Service learning is a type of experiential learning that engages students in service within the community as an integrated aspect of a course. Students participate in an organized service activity and reflect on that activity to gain further understanding of course content, a broader appreciation of the discipline, and an enhanced sense of personal values and civic responsibility. Within service learning, classroom studies complement service within the community and enable students to reflect upon and address local and national social problems. Service learning engages students in active, collaborative, and inquiry-based learning experiences that meet identified community needs. Service learning classes are offered in many departments and demonstrate the creative expertise of faculty committed to extending disciplinary work into local communities.
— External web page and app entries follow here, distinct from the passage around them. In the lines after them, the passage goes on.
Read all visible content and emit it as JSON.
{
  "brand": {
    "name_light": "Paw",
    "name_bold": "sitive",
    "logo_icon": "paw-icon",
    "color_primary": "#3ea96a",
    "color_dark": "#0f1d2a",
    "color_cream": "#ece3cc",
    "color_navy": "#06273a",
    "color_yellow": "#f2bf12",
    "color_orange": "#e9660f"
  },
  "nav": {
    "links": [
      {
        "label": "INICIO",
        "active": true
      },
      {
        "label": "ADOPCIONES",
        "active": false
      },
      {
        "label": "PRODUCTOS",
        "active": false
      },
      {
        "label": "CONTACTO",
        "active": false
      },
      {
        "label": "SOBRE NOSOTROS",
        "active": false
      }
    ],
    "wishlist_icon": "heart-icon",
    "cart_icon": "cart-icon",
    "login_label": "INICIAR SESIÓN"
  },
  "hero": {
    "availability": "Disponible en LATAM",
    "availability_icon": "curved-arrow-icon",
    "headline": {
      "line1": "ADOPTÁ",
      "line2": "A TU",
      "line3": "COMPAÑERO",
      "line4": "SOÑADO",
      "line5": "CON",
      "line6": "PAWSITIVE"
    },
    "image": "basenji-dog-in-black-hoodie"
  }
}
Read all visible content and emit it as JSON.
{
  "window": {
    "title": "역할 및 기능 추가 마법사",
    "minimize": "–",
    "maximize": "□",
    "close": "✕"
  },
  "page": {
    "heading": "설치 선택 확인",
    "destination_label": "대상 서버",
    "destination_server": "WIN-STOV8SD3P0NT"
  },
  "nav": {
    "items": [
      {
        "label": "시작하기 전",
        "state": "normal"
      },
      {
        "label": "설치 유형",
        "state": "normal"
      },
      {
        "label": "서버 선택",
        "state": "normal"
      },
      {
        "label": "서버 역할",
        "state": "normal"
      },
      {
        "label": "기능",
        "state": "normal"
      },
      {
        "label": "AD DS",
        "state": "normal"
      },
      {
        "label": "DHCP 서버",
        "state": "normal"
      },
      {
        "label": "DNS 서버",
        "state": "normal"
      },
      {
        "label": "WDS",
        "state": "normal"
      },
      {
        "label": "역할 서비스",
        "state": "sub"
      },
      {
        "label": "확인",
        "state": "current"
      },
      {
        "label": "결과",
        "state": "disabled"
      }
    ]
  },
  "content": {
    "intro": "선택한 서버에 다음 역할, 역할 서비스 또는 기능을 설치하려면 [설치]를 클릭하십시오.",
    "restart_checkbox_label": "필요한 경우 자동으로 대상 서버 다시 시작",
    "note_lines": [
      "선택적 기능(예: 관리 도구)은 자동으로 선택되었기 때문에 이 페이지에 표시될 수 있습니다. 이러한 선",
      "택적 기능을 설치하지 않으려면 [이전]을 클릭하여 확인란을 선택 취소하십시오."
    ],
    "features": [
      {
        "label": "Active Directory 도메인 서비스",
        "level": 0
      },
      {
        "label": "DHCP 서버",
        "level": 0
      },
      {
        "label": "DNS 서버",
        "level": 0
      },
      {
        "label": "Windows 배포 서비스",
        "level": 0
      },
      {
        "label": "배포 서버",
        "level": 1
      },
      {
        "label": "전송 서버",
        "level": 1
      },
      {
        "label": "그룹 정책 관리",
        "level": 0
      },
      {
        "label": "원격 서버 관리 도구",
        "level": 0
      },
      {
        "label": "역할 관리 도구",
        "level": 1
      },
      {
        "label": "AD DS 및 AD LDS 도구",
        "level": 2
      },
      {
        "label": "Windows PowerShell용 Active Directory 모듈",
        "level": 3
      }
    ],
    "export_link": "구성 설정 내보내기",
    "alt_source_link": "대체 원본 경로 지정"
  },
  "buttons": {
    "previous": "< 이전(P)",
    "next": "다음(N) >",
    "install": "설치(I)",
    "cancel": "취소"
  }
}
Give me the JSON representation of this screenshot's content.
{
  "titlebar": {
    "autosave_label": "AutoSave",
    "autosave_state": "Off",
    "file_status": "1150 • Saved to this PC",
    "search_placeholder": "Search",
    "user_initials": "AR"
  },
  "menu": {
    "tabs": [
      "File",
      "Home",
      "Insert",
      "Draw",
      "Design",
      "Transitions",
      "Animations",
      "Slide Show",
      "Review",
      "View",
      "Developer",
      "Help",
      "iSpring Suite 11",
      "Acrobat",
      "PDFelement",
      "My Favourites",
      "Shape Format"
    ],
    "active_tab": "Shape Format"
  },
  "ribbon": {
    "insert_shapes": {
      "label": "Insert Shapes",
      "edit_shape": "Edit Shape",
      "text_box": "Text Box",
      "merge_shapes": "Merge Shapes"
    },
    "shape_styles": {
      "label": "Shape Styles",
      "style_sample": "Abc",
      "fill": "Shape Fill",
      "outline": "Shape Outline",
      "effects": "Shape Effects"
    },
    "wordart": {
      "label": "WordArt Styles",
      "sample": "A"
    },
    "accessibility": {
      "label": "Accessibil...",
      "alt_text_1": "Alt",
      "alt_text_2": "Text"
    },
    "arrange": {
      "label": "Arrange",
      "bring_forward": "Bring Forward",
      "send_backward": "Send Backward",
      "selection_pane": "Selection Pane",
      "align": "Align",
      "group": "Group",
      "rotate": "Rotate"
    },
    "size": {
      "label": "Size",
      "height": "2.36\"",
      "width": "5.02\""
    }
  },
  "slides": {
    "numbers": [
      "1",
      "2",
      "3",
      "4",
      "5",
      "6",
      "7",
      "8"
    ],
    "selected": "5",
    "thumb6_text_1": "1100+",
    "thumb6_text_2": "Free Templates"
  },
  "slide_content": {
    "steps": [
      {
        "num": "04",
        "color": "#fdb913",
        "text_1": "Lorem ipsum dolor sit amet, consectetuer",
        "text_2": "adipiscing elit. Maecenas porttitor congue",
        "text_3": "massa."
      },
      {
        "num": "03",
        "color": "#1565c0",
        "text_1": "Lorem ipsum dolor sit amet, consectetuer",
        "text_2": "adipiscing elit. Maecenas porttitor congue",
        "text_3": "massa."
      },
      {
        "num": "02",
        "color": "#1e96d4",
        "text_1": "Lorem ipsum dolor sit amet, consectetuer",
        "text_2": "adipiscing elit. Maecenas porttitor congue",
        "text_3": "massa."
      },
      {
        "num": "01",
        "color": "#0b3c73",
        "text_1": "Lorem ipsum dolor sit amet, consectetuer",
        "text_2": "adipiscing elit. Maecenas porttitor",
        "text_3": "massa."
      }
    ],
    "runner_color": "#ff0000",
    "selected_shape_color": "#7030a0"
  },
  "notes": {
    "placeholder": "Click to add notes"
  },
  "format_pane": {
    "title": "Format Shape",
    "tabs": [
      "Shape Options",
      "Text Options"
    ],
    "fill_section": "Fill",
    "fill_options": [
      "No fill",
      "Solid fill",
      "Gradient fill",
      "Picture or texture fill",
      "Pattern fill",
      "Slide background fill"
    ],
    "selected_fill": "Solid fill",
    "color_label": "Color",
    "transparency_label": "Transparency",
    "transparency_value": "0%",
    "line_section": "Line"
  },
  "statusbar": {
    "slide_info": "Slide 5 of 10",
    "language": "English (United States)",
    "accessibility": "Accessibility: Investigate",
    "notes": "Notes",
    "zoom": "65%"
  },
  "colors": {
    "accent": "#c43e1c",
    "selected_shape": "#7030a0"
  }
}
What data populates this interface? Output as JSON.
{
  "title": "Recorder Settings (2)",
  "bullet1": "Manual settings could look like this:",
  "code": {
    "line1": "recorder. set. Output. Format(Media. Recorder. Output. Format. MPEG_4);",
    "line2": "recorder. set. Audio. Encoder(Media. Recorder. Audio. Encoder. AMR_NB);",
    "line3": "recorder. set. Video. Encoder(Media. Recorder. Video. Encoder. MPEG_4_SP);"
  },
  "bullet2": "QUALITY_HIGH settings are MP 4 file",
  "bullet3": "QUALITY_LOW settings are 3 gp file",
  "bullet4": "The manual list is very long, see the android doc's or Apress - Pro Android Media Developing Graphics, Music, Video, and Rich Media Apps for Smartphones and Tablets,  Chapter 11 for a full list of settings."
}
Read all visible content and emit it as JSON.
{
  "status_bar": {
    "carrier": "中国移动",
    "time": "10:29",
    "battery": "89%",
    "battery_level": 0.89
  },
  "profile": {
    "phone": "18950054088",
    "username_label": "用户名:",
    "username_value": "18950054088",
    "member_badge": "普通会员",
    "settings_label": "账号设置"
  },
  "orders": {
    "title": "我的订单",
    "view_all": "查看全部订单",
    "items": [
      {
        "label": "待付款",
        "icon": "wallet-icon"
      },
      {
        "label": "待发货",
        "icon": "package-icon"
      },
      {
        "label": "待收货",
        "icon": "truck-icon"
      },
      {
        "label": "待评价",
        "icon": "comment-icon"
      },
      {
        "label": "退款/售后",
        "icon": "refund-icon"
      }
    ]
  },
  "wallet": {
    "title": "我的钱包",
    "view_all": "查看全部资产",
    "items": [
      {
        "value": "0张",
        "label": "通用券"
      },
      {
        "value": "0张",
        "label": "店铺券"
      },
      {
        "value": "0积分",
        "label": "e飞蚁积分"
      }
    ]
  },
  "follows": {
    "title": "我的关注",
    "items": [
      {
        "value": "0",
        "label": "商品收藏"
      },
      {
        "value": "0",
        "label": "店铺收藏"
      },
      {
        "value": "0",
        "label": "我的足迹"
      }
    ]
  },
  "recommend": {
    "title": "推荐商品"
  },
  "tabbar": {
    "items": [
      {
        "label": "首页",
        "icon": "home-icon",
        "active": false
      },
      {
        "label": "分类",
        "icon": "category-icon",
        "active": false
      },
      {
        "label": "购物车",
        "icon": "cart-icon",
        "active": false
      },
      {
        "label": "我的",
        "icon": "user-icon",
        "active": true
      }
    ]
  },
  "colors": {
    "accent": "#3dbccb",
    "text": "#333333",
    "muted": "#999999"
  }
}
Service learning not only changes the way students learn, but it changes society’s view of education and service. In this sense, service learning is a philosophy of education and service to the community.
Service Learning is an academic program which enables students to perform meaningful community service related to their courses. Each semester, many professors at Marquette University offer their students a service option as a means to learn in practice what they are learning in theory in the classroom. Agencies and schools in the community benefit from the services provided by the students and become partners in their education as well. Service learning classes are offered in many departments and demonstrate the creative expertise of faculty committed to extending disciplinary work into local communities. Currently, approximately 1,200-1,300 students from 55-65 university courses are placed at 100-125 community agencies each semester.
Service Learning has been found to enhance the following (according to the accumulated research of Astin, Vogelgesang, Ikeda, & Yee, 2000; Eyler & Giles, 1999)